Your goal
Throughout the records below, find each line holding "heading" and copy it.

════════

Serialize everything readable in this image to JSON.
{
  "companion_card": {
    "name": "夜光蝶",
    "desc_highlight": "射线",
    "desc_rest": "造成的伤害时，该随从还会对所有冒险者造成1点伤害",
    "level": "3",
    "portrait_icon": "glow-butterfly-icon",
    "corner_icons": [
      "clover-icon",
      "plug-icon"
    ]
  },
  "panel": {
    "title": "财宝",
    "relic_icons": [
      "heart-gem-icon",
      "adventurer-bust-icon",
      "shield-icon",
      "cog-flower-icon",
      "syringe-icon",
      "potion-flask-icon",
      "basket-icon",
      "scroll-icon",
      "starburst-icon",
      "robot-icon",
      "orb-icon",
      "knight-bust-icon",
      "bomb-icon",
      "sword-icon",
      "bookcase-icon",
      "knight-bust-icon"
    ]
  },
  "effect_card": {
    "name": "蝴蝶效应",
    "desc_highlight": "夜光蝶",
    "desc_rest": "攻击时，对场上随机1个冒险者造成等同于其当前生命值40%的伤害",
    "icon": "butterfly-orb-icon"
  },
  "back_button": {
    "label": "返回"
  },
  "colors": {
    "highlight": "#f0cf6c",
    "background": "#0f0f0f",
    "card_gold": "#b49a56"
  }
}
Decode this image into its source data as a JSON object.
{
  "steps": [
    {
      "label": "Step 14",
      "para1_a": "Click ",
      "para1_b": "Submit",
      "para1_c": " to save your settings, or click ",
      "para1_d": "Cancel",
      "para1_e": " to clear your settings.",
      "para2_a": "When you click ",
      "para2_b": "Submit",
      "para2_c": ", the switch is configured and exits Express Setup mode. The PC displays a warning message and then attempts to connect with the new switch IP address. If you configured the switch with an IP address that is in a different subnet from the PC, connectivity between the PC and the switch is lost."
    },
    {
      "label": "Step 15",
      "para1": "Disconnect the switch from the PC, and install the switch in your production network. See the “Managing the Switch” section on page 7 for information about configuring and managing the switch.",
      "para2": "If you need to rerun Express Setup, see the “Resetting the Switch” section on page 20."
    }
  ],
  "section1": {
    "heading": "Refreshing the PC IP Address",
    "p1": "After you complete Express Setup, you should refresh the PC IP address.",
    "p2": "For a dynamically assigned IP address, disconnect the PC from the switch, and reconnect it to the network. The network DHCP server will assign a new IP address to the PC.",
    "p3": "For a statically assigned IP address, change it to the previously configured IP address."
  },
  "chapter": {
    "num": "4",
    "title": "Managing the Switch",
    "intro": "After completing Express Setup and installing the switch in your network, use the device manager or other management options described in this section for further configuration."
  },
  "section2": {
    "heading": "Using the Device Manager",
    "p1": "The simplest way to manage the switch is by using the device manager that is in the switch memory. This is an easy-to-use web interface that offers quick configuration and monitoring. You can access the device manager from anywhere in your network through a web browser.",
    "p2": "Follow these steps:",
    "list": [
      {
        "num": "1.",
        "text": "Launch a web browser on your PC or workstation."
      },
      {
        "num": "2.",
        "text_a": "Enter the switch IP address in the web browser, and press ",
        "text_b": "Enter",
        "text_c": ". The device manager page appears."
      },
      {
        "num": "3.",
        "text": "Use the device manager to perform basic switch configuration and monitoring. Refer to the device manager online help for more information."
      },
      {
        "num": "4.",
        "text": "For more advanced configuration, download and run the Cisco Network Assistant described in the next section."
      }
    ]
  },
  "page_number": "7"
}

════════

Task response
    "heading": "Refreshing the PC IP Address",
    "heading": "Using the Device Manager",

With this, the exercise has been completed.